Lowell Observatory – Flagstaff Arizona
Lowell Observatory was established by astronomer Percival Lowell just west of downtown Flagstaff in 1894, making it one of the nation’s oldest observatories. Its discoveries include the dwarf planet Pluto by Clyde Tombaugh in 1930, the three largest known stars, and the science of determining the age of a star, plus the co-discovery of Uranus in 1977.
The observatory’s 24-inch Alvan Clark Telescope debuted in 1896 after being built in Boston at a cost of $20,000 and shipped to Flagstaff by train. Lowell chose Flagstaff as the site for the observatory, then the only significant scientific site in the Southwest, because of the altitude and clear night skies. Lowell’s early research was focused on finding canals that he believed were on Mars.

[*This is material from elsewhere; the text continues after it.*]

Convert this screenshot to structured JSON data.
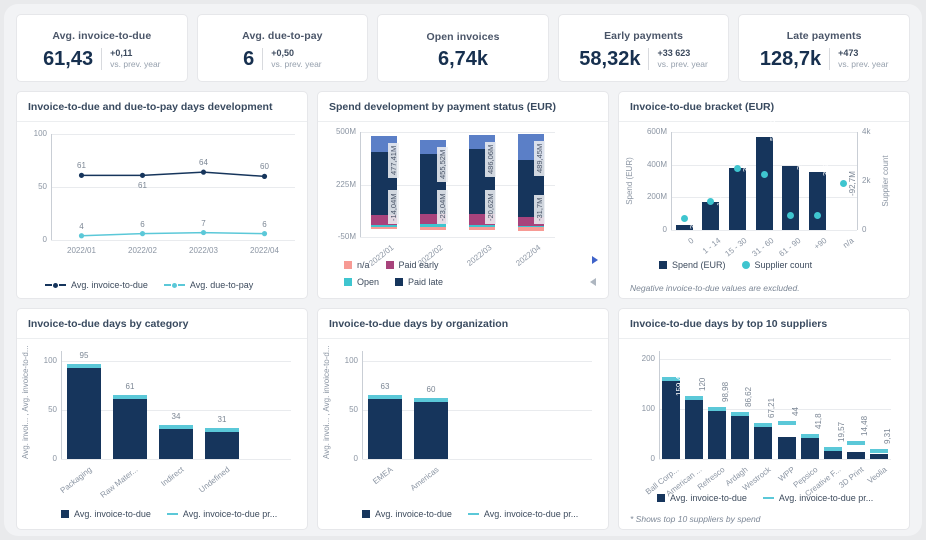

The original observatory is made of wood and is a national historic site. It is still in use today by visitors taking nighttime tours of the facility, which are available by reservation only and may be cancelled by thunderstorms during the summer months. The observatory also offers daytime tours, exhibits that include the original plates from the Pluto discovery, and multimedia shows in visitors center.
Pluto was spotted by Tombaugh using the 13-inch Pluto Discovery Telescope located nearby on Mars Hill. The Lowell Observatory also operates four research telescopes on Anderson Mesa, which is 12 miles southeast of Flagstaff, and is building the 4.2-meter Discovery Channel Telescope for a 2011 launch.
1400 W. Mars Hill Road
Flagstaff, AZ 86001